---------- Source material

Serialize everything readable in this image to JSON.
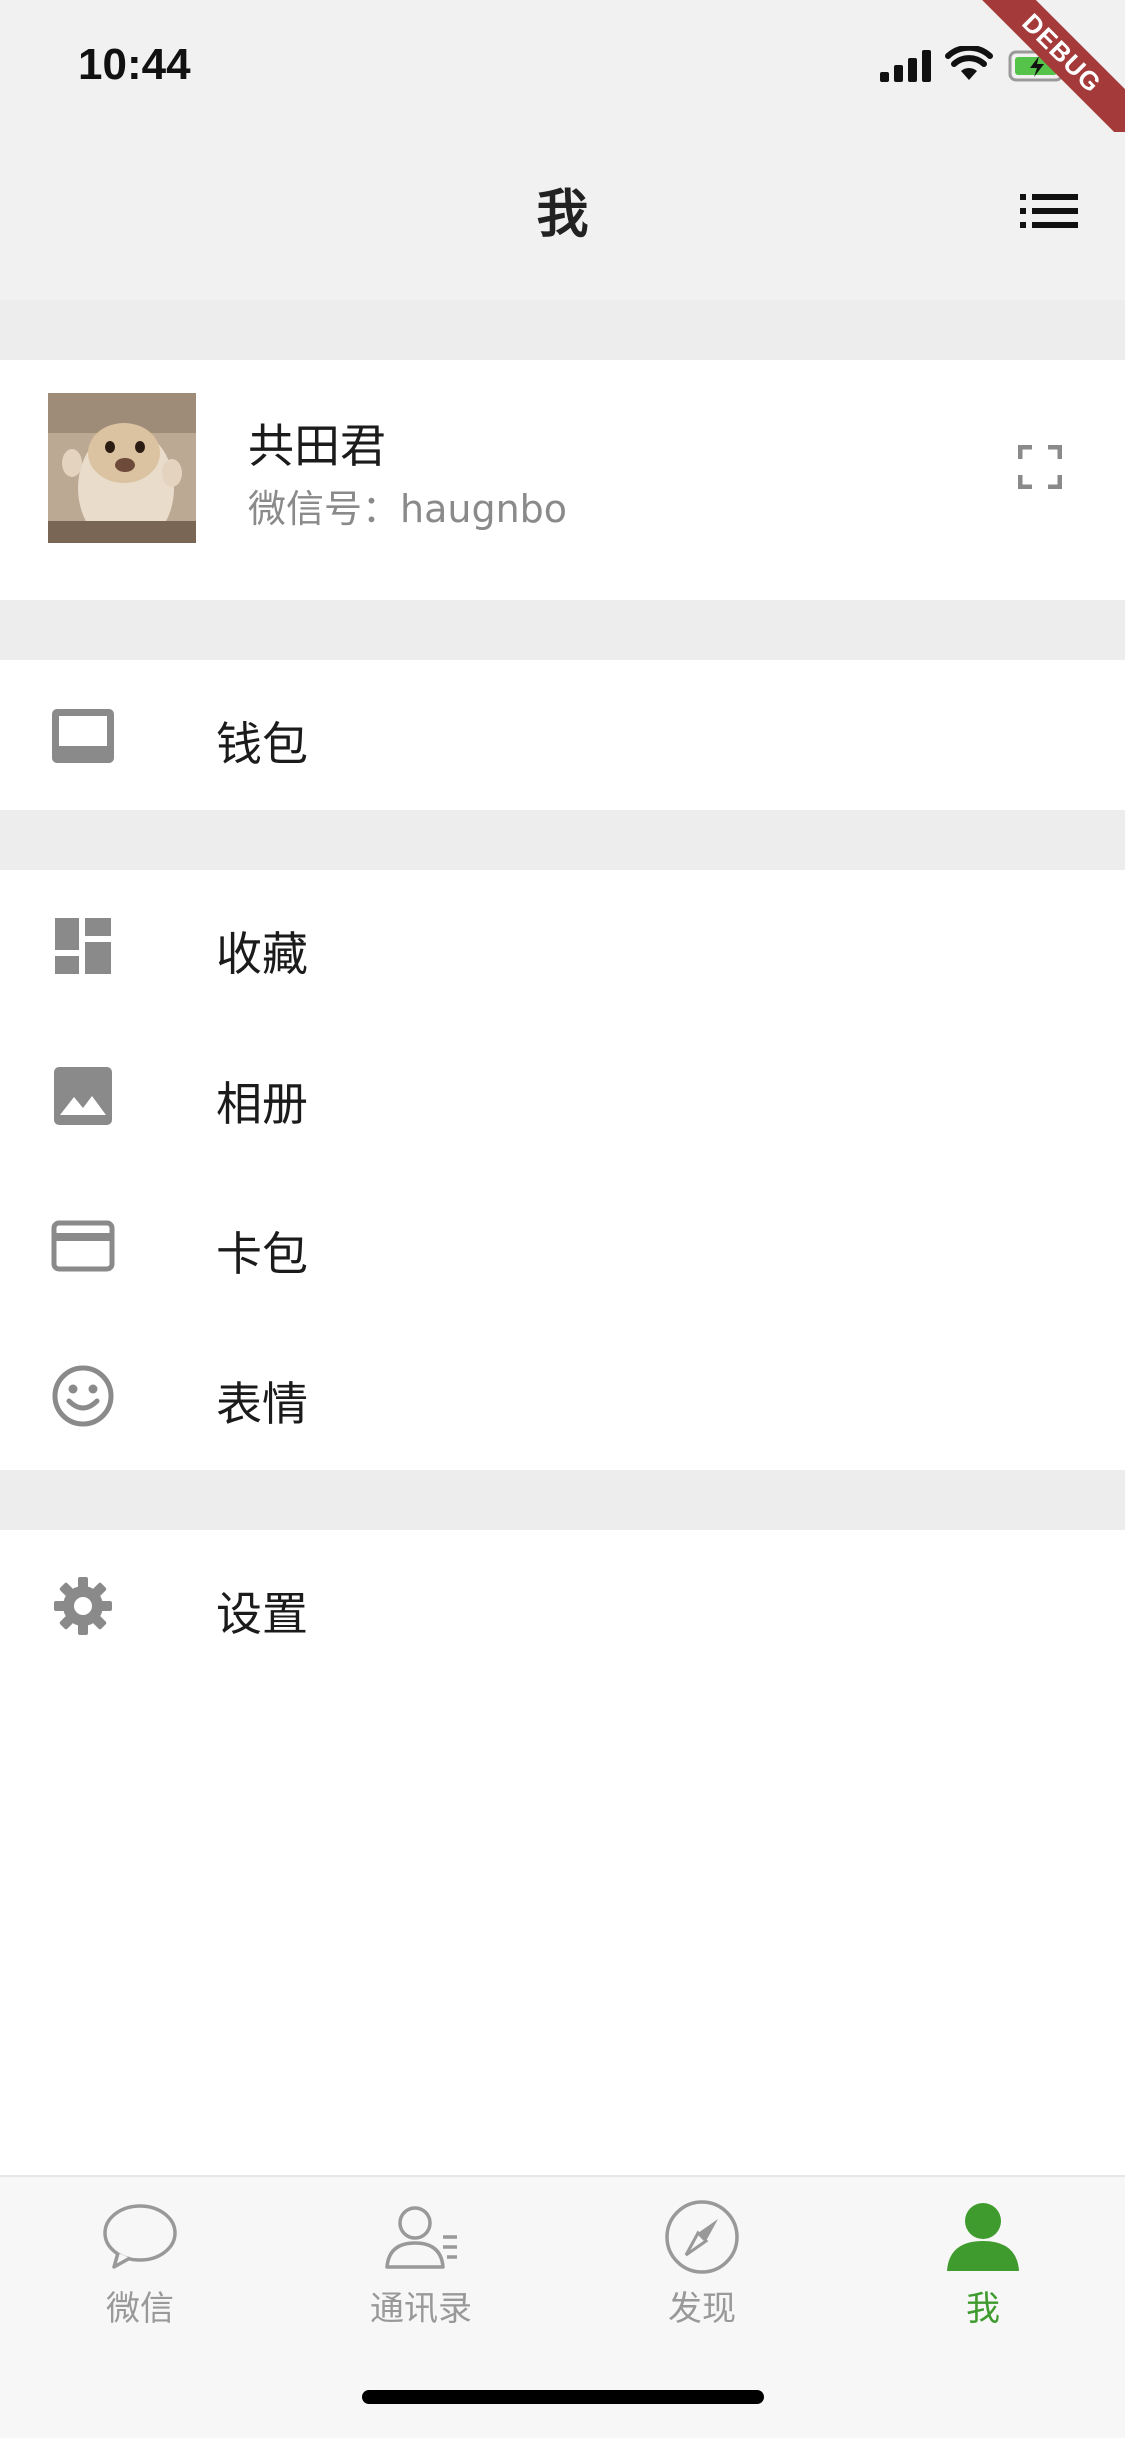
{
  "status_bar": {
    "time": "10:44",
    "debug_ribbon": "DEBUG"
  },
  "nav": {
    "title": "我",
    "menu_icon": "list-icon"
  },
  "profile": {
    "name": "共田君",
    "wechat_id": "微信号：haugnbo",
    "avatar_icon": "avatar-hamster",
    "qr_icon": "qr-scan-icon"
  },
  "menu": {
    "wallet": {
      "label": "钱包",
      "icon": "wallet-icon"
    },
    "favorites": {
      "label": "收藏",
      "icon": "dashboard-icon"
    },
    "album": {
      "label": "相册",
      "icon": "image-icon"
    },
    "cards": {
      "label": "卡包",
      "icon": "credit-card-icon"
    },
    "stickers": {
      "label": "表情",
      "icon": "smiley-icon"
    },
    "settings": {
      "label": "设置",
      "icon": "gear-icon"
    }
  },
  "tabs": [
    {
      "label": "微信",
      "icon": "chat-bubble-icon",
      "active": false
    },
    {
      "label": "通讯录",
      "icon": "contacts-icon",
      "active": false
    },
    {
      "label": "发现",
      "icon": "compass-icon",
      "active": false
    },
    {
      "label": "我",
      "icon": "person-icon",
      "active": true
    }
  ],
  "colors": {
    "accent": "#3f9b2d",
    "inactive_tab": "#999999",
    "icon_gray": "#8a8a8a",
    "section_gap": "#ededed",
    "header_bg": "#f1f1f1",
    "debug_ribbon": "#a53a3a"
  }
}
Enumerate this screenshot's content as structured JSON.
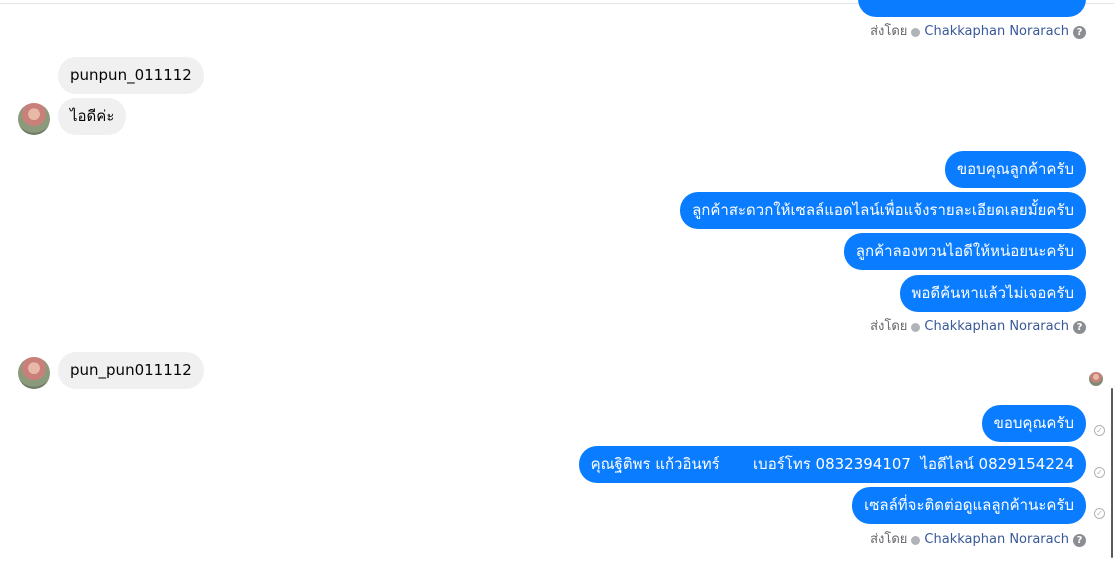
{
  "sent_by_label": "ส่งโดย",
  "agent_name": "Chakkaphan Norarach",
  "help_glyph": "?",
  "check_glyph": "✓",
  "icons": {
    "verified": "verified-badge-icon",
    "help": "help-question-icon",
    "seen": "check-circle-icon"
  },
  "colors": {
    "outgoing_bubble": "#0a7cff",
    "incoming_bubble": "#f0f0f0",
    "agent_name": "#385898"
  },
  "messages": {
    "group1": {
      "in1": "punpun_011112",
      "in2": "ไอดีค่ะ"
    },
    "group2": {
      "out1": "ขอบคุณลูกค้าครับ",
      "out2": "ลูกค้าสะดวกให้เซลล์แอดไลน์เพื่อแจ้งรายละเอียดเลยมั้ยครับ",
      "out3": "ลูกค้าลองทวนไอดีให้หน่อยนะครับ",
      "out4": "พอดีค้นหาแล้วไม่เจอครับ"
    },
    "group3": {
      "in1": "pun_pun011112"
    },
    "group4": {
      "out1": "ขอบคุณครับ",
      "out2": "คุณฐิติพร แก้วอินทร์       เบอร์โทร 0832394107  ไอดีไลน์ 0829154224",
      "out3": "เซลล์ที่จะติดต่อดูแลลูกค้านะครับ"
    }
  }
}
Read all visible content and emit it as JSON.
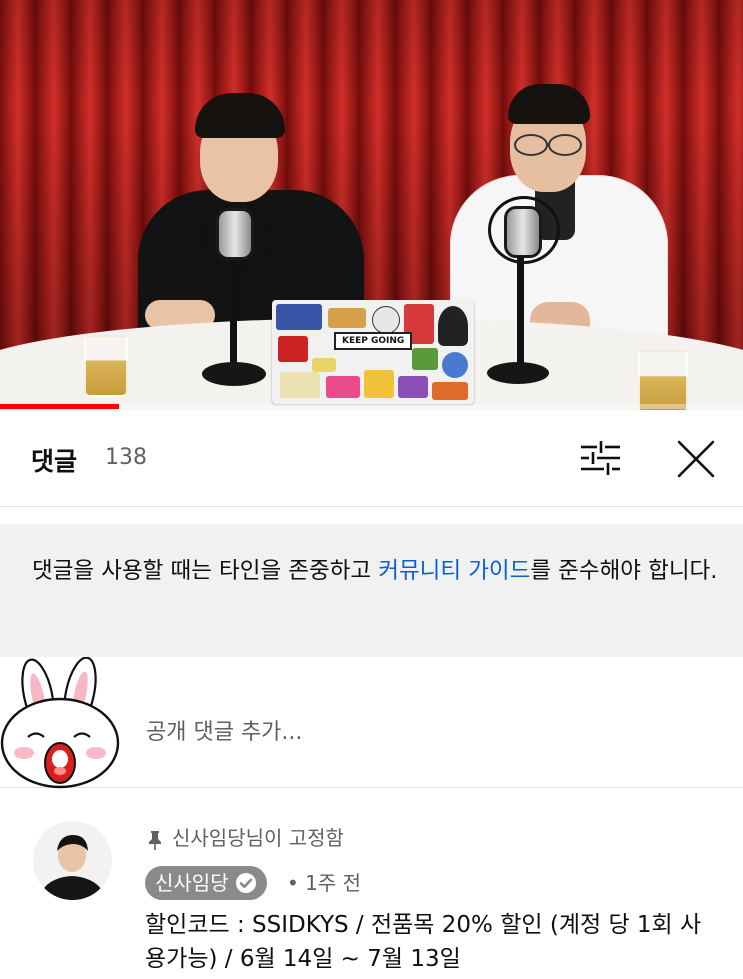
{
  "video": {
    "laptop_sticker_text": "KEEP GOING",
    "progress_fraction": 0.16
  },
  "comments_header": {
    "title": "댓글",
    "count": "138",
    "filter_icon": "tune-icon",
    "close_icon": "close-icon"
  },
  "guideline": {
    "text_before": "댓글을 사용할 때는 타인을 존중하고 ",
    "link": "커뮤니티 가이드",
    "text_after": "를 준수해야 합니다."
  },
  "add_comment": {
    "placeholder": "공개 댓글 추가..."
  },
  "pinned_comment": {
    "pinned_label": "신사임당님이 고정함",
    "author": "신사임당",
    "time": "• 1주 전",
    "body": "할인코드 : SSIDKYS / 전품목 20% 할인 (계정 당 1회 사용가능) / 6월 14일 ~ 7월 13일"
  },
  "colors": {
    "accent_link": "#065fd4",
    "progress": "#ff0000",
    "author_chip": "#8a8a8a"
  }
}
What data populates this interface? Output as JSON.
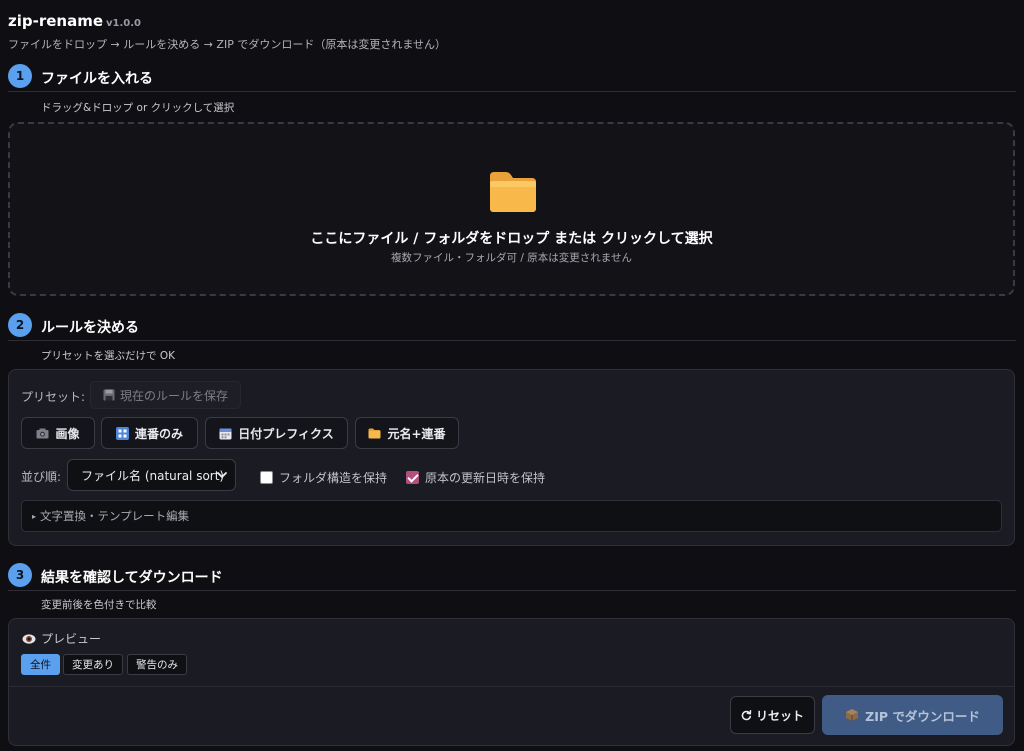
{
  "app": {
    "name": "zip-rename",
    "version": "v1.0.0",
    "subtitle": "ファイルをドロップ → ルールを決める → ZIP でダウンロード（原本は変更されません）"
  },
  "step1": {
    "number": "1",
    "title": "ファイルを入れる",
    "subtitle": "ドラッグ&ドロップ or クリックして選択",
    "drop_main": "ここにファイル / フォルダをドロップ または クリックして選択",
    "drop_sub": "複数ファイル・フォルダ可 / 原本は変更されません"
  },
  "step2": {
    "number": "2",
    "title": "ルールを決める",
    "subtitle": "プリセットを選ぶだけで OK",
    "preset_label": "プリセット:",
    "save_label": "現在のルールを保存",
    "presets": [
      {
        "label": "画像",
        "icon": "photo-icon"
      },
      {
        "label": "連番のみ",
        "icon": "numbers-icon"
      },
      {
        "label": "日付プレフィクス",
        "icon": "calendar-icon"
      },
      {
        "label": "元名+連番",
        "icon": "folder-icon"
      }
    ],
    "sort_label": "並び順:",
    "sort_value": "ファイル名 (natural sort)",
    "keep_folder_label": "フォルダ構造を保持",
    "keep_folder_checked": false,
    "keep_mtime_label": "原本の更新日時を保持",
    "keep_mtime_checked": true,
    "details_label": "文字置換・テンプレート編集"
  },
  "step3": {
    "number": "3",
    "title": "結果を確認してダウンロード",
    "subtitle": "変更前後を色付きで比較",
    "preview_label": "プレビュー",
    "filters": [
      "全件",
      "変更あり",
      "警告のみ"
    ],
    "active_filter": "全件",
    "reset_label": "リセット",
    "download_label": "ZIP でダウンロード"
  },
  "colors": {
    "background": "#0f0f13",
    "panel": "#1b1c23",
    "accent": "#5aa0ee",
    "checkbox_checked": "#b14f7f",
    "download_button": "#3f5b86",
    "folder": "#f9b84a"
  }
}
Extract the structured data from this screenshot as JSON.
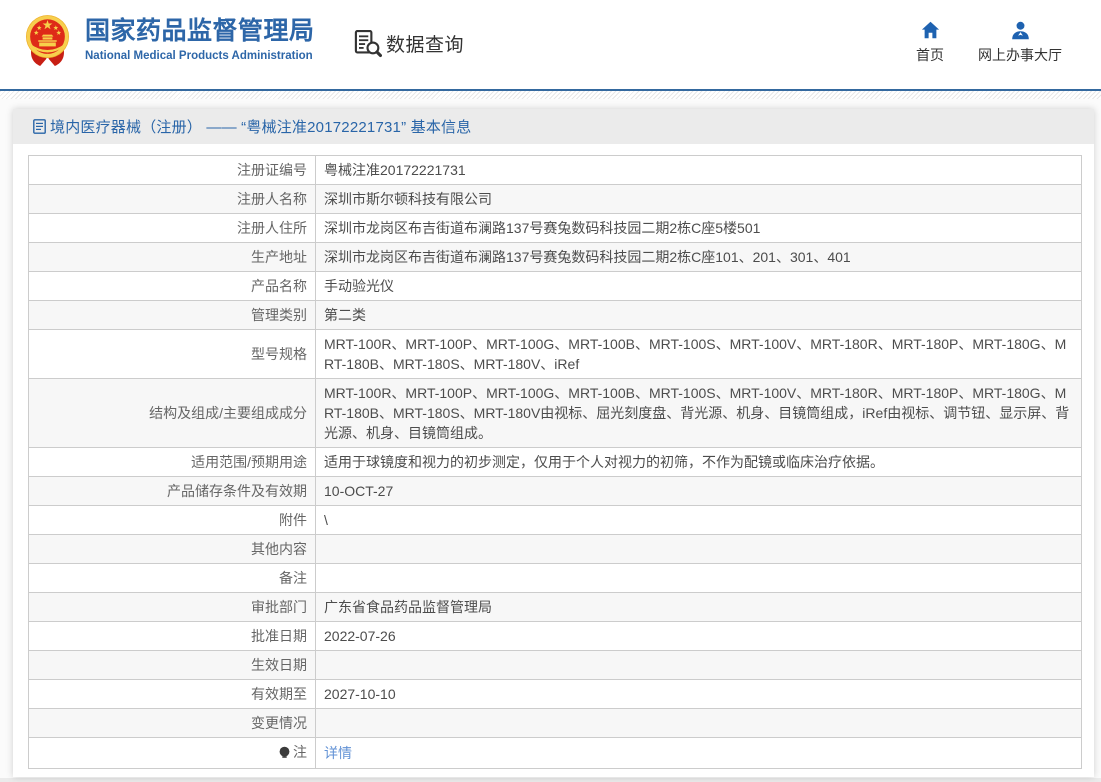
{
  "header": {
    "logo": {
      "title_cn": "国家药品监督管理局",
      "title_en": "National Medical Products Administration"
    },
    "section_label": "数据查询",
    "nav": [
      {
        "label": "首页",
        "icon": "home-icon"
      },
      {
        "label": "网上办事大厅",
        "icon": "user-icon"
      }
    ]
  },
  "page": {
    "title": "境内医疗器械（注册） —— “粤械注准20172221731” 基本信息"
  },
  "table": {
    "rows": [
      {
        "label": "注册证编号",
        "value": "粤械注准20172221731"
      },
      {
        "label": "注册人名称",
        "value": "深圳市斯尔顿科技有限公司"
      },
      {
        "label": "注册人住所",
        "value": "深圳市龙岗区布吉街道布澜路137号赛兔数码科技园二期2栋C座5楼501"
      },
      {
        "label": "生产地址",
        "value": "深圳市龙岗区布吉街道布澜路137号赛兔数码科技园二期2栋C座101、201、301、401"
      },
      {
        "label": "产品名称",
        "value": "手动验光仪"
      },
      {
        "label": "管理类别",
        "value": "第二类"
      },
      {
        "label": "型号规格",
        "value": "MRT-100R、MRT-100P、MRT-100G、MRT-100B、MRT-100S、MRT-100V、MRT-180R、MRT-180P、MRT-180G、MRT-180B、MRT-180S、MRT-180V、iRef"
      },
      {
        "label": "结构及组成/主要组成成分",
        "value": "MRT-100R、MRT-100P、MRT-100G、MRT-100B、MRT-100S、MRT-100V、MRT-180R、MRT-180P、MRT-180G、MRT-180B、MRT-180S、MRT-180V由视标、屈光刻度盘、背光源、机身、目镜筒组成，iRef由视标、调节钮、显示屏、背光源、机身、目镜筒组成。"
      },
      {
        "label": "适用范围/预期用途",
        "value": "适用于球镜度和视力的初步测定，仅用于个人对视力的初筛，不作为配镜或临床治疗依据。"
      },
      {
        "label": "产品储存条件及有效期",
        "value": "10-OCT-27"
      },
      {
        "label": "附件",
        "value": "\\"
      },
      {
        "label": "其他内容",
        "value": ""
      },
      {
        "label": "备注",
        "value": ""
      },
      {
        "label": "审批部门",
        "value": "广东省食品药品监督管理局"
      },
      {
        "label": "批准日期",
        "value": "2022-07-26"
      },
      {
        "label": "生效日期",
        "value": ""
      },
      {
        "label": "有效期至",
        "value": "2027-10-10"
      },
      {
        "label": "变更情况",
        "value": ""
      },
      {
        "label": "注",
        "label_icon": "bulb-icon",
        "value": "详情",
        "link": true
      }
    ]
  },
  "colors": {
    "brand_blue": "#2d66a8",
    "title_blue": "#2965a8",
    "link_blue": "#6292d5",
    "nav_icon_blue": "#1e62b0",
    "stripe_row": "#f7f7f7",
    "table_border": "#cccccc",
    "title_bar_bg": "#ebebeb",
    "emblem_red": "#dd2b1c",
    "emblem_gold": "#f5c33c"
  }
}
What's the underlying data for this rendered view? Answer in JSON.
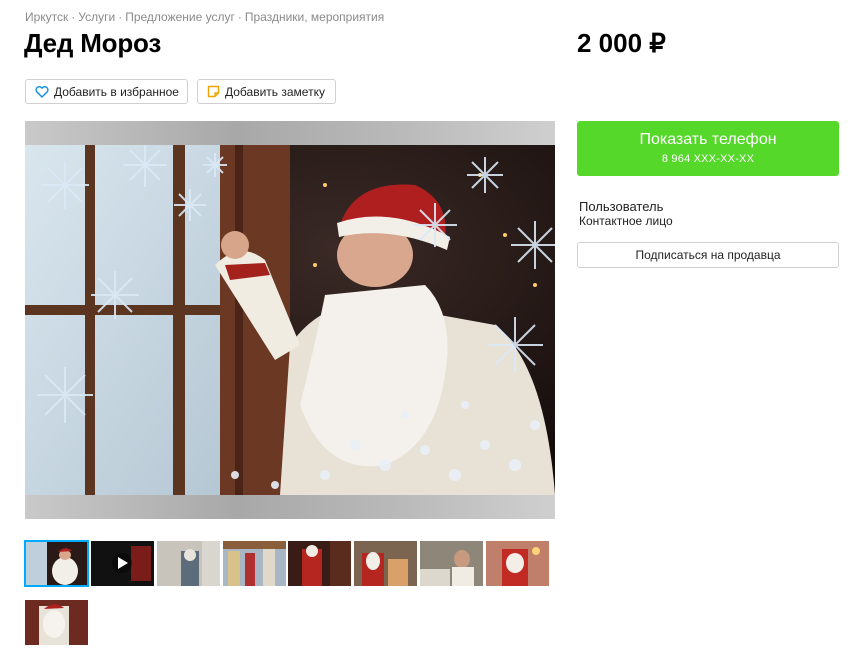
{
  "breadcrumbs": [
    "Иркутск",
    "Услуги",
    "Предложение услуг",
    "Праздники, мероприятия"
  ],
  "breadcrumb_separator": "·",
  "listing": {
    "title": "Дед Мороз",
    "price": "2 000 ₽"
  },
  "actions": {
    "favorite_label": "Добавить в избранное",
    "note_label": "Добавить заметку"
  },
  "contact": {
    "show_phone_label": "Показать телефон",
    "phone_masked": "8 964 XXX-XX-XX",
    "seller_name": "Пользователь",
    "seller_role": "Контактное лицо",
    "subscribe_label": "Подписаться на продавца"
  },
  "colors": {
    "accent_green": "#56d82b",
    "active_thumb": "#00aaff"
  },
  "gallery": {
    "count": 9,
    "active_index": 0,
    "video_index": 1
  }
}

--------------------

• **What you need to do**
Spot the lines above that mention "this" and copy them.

• **Output**
Serialize everything readable in this image to JSON.
Enumerate this screenshot's content as structured JSON.
What data populates this interface? Output as JSON.
Extract the structured data from this screenshot as JSON.
What's the underlying data for this rendered view? Answer in JSON.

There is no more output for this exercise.